Expanding ‘driving’ accessibility
On 6 January, 2017, CES will play host to a panel discussion. The group will discuss how autonomous vehicles will help people with disabilities and the world’s growing aging population remain independent and self-sufficient for as long as possible.
The Journal of Gerontology has recently reported that seniors run the risk of social isolation when they stop driving, and that many are outliving their ability to drive safely by an average of 7 to 10 years. It’s not just the ageing population that benefits from the accessibility that driving provides. It also improves the independence and quality of life for those how suffer from physical, vision, cognitive and memory challenges. It’s a significant challenge – currently one billion people, that’s around 15 percent of the world’s population, experience some form of disability. By 2050, around 22 percent of the global population will be aged 60 years or older. That’s a huge group of people who could benefit from the greater accessibility that an autonomous, cognitive vehicles could provide.

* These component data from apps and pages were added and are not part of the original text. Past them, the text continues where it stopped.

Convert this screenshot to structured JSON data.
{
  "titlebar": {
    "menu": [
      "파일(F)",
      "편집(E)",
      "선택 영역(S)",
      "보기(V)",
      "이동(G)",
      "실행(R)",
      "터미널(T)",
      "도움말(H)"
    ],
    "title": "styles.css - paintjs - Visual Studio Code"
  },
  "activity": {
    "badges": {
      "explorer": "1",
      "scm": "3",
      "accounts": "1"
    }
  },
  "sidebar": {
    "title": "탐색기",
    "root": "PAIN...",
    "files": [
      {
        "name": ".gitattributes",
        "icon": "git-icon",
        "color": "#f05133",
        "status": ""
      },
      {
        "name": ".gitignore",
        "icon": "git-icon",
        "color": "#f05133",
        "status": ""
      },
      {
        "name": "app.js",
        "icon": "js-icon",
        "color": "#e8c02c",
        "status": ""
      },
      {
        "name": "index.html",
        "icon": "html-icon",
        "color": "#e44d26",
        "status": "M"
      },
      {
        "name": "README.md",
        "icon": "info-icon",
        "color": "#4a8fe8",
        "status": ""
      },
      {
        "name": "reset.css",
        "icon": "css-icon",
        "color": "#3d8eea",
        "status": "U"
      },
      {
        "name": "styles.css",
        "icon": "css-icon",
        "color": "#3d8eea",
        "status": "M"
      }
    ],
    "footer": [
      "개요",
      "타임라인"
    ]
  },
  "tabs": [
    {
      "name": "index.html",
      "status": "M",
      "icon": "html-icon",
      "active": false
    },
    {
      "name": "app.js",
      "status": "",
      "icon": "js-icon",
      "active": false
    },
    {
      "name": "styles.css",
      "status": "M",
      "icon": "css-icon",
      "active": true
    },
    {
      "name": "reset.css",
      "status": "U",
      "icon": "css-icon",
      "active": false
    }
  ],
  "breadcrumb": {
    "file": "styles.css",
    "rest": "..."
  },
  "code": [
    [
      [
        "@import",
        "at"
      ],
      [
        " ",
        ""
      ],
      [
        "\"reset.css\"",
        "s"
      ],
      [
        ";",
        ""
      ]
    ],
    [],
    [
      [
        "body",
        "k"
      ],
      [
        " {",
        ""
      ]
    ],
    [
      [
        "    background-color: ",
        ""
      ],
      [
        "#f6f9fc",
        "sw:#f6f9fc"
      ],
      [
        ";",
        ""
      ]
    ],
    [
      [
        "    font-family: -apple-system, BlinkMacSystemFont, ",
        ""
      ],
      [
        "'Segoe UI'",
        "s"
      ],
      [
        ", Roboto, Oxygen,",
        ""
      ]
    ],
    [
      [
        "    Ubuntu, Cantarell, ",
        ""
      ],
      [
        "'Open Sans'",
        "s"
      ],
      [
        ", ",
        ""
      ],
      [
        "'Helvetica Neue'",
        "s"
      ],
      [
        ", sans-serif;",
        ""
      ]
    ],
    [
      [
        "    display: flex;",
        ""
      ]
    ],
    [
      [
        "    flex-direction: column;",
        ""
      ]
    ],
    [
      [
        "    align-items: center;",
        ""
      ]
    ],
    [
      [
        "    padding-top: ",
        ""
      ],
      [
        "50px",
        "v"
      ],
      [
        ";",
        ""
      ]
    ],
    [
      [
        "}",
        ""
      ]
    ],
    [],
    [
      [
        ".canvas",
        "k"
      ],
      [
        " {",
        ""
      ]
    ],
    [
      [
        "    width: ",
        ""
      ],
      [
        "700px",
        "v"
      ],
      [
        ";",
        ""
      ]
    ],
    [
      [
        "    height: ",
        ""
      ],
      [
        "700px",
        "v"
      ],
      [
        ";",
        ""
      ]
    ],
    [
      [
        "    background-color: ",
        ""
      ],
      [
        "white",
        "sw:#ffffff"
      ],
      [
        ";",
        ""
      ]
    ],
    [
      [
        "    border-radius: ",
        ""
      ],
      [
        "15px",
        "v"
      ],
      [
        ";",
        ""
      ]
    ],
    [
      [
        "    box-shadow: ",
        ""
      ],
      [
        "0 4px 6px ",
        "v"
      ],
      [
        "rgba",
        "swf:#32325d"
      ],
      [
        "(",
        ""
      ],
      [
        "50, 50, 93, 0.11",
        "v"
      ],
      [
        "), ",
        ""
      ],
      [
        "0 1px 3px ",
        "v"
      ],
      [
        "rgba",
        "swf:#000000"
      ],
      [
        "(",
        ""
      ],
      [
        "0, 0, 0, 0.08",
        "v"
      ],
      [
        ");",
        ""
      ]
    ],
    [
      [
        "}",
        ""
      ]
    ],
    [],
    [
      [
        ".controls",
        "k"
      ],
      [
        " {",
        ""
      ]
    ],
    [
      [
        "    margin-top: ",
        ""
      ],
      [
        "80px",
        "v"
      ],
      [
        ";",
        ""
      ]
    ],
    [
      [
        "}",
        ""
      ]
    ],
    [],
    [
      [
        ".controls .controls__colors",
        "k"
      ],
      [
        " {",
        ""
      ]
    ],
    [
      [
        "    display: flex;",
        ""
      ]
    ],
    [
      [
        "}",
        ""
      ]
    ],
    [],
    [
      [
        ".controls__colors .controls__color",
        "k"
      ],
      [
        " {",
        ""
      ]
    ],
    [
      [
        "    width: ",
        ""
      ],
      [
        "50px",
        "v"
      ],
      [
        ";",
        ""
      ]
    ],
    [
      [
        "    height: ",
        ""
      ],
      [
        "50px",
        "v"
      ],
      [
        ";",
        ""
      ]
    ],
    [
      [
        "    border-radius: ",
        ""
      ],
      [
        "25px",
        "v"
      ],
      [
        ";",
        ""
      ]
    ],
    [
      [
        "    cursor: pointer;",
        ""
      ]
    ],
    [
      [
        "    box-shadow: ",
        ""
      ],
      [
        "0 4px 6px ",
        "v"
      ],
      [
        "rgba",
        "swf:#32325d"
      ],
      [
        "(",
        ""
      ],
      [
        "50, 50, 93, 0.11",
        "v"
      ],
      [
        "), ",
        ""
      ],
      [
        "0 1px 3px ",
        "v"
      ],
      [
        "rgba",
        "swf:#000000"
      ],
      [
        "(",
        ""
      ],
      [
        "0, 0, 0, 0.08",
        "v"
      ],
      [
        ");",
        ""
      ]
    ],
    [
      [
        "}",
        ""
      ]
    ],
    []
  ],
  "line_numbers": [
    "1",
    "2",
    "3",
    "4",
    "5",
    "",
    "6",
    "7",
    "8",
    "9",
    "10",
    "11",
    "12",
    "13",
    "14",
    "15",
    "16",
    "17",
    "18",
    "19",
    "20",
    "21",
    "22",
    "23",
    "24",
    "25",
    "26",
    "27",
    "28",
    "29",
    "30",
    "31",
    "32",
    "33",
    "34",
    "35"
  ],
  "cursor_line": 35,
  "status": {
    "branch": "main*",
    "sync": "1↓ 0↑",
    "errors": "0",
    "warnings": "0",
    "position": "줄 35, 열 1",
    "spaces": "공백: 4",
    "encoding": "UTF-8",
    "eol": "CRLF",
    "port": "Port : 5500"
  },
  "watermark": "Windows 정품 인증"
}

A driverless driving experience
Olli took to the roads in the Summer of 2016. Designed by Local Motors, Olli is an autonomous vehicle enabled by IBM Watson’s cognitive which uses IBM Internet of Things for Automotive capabilities. Olli can ‘hear’ spoken instructions and respond in familiar conversational language to take people where they need to go.
Involving IBM’s Accessibility team brings on board a wealth of experience in ways that technology can make the world work best for everyone in it. And as the CTA point out, making that world accessible and people within it mobile helps them stay connected and involved, particularly in their later years.
From panels to hackathons, and beyond
The work starts with the panel discussions at CES and will move swiftly to a serious of workshops and hackathons that will take place throughout 2017. This will bring together the experience, thoughts and ideas from countless ages, backgrounds and abilities, all with one purpose – to use a network of connected mobile devices, sensors and cognitive systems, to transform the lives of the world’s growing ageing population and persons with disabilities.
Examples of how the Olli might do this, includes:
Understanding sign language and communicating back via text
Adapting light and videos for users with photosensitive epilepsy
Simplifying the language for those with cognitive disabilities
Image recognition to describe what is outside of the vehicle for blind or visually impaired passengers
A far-reaching transition is underway in the world of complex product engineering. Entirely new development systems, agile methods and the introduction of cognitive, AI-driven analytics are dramatically improving how IoT-enabled vehicles are brought to market and updated through their lifecycle. Consumers want the connected products they interact with to not only work flawlessly, but to […]
“What’s on your mind?” is the question we ask our colleagues and friends when we notice that they’re deep in thought. We humans naturally read each other’s thoughts using body language and facial expressions. That allows us to help each other by sharing common concerns and working together to solve problems. What if your car […]
Even the largest and most forward-looking auto manufacturers today were built around the economics of the 20th century, not the 21st. They followed the codes of Detroit and Tokyo more than those of Silicon Valley. But everyone knew disruption was coming—it was just a matter of when. So when companies like Google, Uber and Tesla […]